How to do it: Viking’s Scandinavia and the British Isles itinerary includes a day to explore all this picturesque world capital has to offer, as do three other Viking itineraries.

Stroll past Amalienborg Palace, our Mary’s official winter residence, or venture into the countryside to visit the fairy tale castle of Frederiksborg, now home to the Museum of Natural History.

Head to the UNESCO-listed Kronborg Castle and learn about its links to Shakespeare’s Hamlet.

And if too much royalty isn’t enough, pay a visit to Christiansborg Palace, seat of the Danish parliament and home to the Queen’s reception rooms.

Frederiksborg Castle

Frederiksborg Castle, Hillerod. Photo: Viking

10. Ascend Bergen’s highest mountain

Known as the gateway to the fjords, Norway’s Bergen is watched over by the magnificent Mt Ulriken.

A cable car will whisk you 300m up from the affluent Bergen suburb of Kalfaret to the summit, where a hot chocolate and cinnamon Ulriken bun await along with unbeatable views of city.

How to do it: Many of Viking’s Scandinavia itineraries take in this destination, including Trade Routes of the Middle Ages, which leaves from Bergen en route for Barcelona via Amsterdam, Belgium, France, England and Portugal over 15 days.

Browse all of Viking’s Scandinavian journeys here.

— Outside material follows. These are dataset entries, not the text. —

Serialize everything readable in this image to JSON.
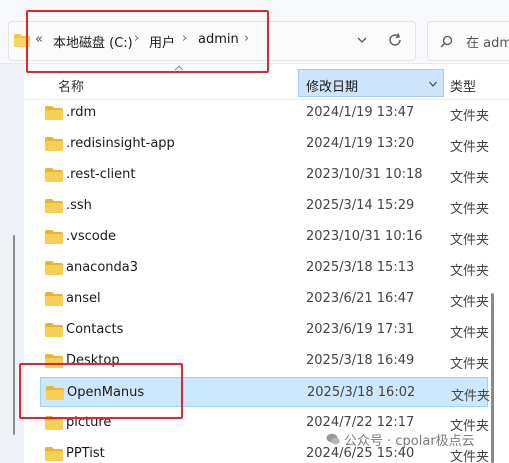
{
  "address_bar": {
    "back_chevrons": "«",
    "crumbs": [
      "本地磁盘 (C:)",
      "用户",
      "admin"
    ],
    "separator": "›",
    "dropdown_icon": "chevron-down-icon",
    "refresh_icon": "refresh-icon"
  },
  "search": {
    "placeholder": "在 adm"
  },
  "columns": {
    "name": "名称",
    "date": "修改日期",
    "type": "类型"
  },
  "rows": [
    {
      "name": ".rdm",
      "date": "2024/1/19 13:47",
      "type": "文件夹"
    },
    {
      "name": ".redisinsight-app",
      "date": "2024/1/19 13:20",
      "type": "文件夹"
    },
    {
      "name": ".rest-client",
      "date": "2023/10/31 10:18",
      "type": "文件夹"
    },
    {
      "name": ".ssh",
      "date": "2025/3/14 15:29",
      "type": "文件夹"
    },
    {
      "name": ".vscode",
      "date": "2023/10/31 10:16",
      "type": "文件夹"
    },
    {
      "name": "anaconda3",
      "date": "2025/3/18 15:13",
      "type": "文件夹"
    },
    {
      "name": "ansel",
      "date": "2023/6/21 16:47",
      "type": "文件夹"
    },
    {
      "name": "Contacts",
      "date": "2023/6/19 17:31",
      "type": "文件夹"
    },
    {
      "name": "Desktop",
      "date": "2025/3/18 16:49",
      "type": "文件夹"
    },
    {
      "name": "OpenManus",
      "date": "2025/3/18 16:02",
      "type": "文件夹",
      "selected": true
    },
    {
      "name": "picture",
      "date": "2024/7/22 12:17",
      "type": "文件夹"
    },
    {
      "name": "PPTist",
      "date": "2024/6/25 15:40",
      "type": "文件夹"
    }
  ],
  "watermark": "公众号 · cpolar极点云",
  "colors": {
    "folder": "#f5c542",
    "selected_bg": "#cce8ff",
    "header_sort_bg": "#cde4fb",
    "highlight": "#e8232a"
  }
}
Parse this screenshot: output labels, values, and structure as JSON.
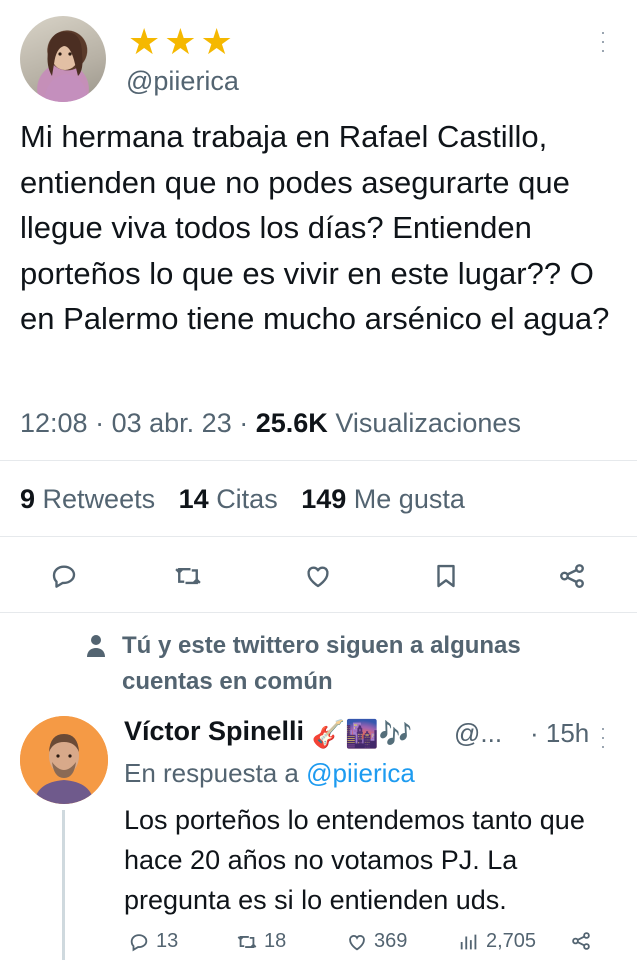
{
  "tweet": {
    "stars": "★★★",
    "handle": "@piierica",
    "text": "Mi hermana trabaja en Rafael Castillo, entienden que no podes asegurarte que llegue viva todos los días? Entienden porteños lo que es vivir en este lugar?? O en Palermo tiene mucho arsénico el agua?",
    "time": "12:08",
    "date": "03 abr. 23",
    "views_count": "25.6K",
    "views_label": "Visualizaciones",
    "retweets_count": "9",
    "retweets_label": "Retweets",
    "quotes_count": "14",
    "quotes_label": "Citas",
    "likes_count": "149",
    "likes_label": "Me gusta"
  },
  "follow_note": "Tú y este twittero siguen a algunas cuentas en común",
  "reply": {
    "name": "Víctor Spinelli",
    "emojis": "🎸🌆🎶",
    "handle": "@...",
    "time": "· 15h",
    "replying_label": "En respuesta a",
    "replying_handle": "@piierica",
    "text": "Los porteños lo entendemos tanto que hace 20 años no votamos PJ. La pregunta es si lo entienden uds.",
    "replies": "13",
    "retweets": "18",
    "likes": "369",
    "views": "2,705"
  },
  "colors": {
    "star": "#f5b800",
    "link": "#1d9bf0",
    "secondary_text": "#536471",
    "avatar_bg": "#f59a45"
  },
  "icons": [
    "reply-icon",
    "retweet-icon",
    "like-icon",
    "bookmark-icon",
    "share-icon",
    "person-icon",
    "more-icon",
    "views-icon"
  ]
}
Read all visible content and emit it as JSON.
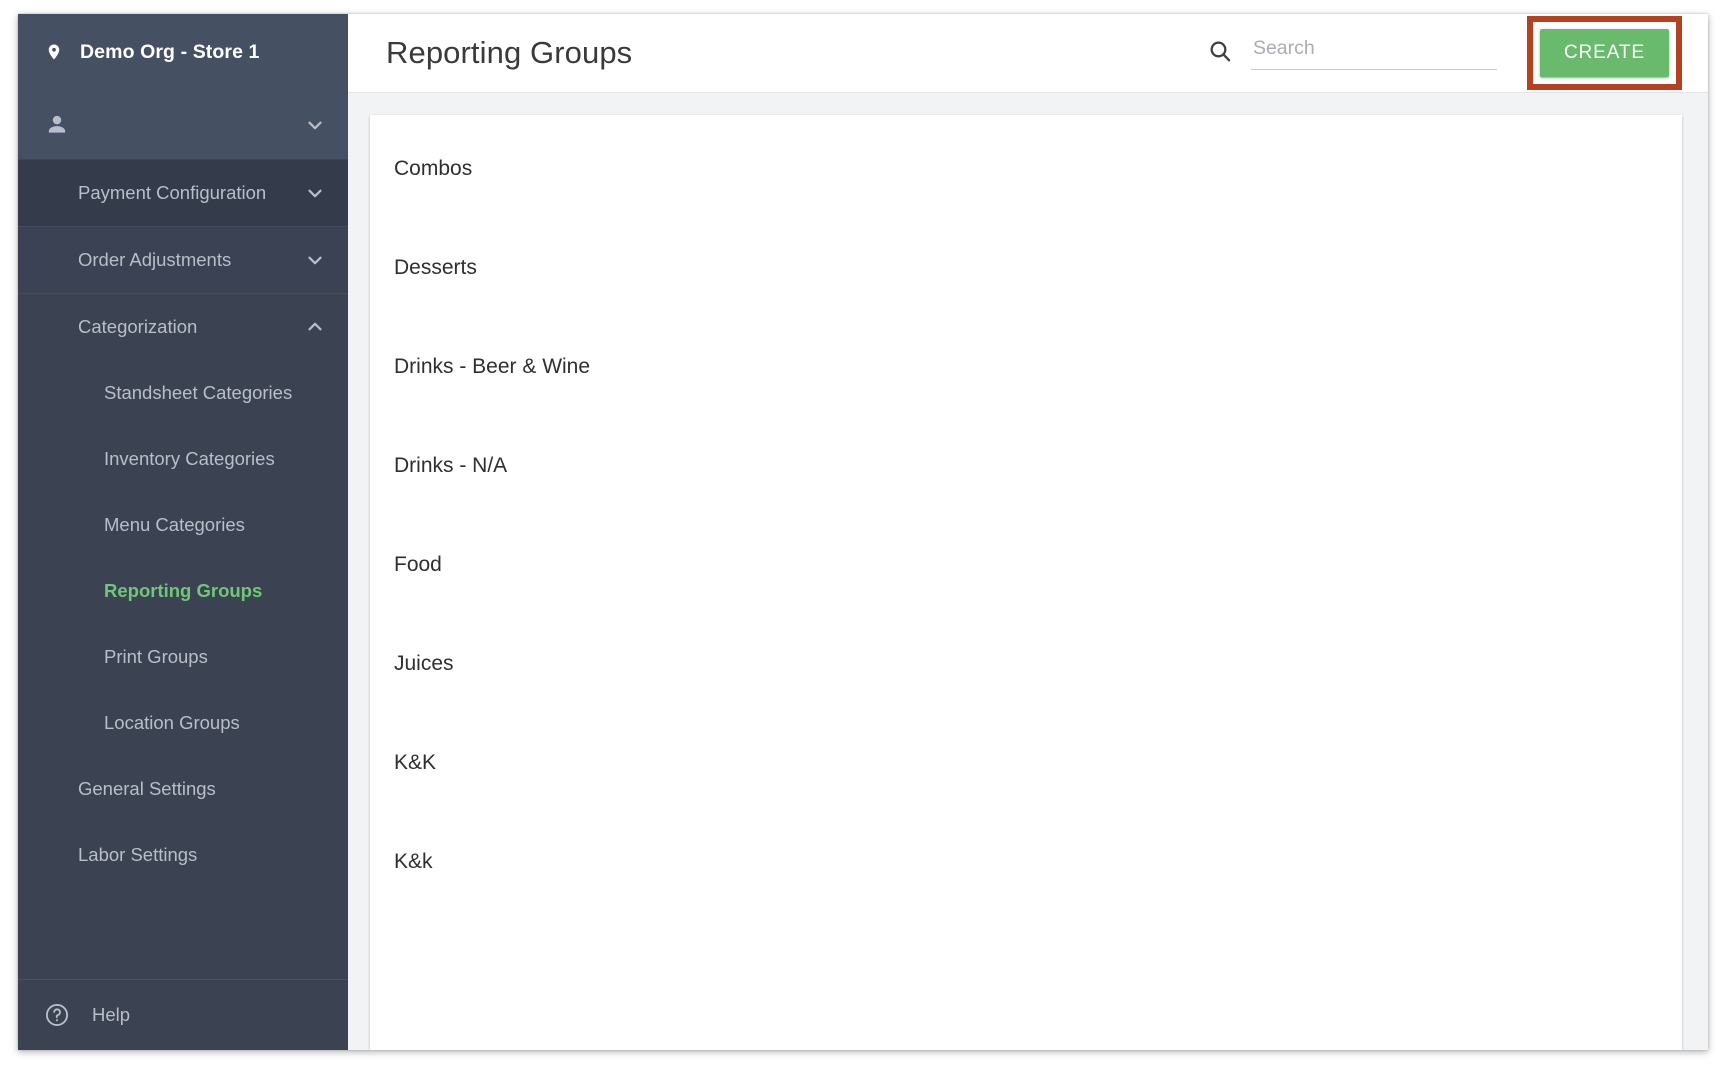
{
  "sidebar": {
    "org_name": "Demo Org - Store 1",
    "location_icon": "location-pin-icon",
    "user_icon": "person-icon",
    "user_chevron": "chevron-down-icon",
    "sections": [
      {
        "label": "Payment Configuration",
        "chevron": "chevron-down-icon",
        "expanded": false
      },
      {
        "label": "Order Adjustments",
        "chevron": "chevron-down-icon",
        "expanded": false
      },
      {
        "label": "Categorization",
        "chevron": "chevron-up-icon",
        "expanded": true
      }
    ],
    "categorization_items": [
      {
        "label": "Standsheet Categories",
        "active": false
      },
      {
        "label": "Inventory Categories",
        "active": false
      },
      {
        "label": "Menu Categories",
        "active": false
      },
      {
        "label": "Reporting Groups",
        "active": true
      },
      {
        "label": "Print Groups",
        "active": false
      },
      {
        "label": "Location Groups",
        "active": false
      }
    ],
    "bottom_items": [
      {
        "label": "General Settings"
      },
      {
        "label": "Labor Settings"
      }
    ],
    "help": {
      "label": "Help",
      "icon": "help-circle-icon"
    },
    "active_color": "#72c776",
    "background_color": "#3b4252",
    "header_color": "#465063"
  },
  "topbar": {
    "title": "Reporting Groups",
    "search": {
      "icon": "search-icon",
      "placeholder": "Search",
      "value": ""
    },
    "create_label": "CREATE",
    "create_color": "#6aba6e",
    "annotation_color": "#b4411f"
  },
  "main": {
    "groups": [
      {
        "name": "Combos"
      },
      {
        "name": "Desserts"
      },
      {
        "name": "Drinks - Beer & Wine"
      },
      {
        "name": "Drinks - N/A"
      },
      {
        "name": "Food"
      },
      {
        "name": "Juices"
      },
      {
        "name": "K&K"
      },
      {
        "name": "K&k"
      }
    ]
  }
}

Topics: Viking
Stay informed, daily
A FREE subscription to The New Daily arrives every morning and evening.
The New Daily is a trusted source of national news and information and is provided free for all Australians. Read our editorial charter.
Copyright © 2024 The New Daily.
All rights reserved.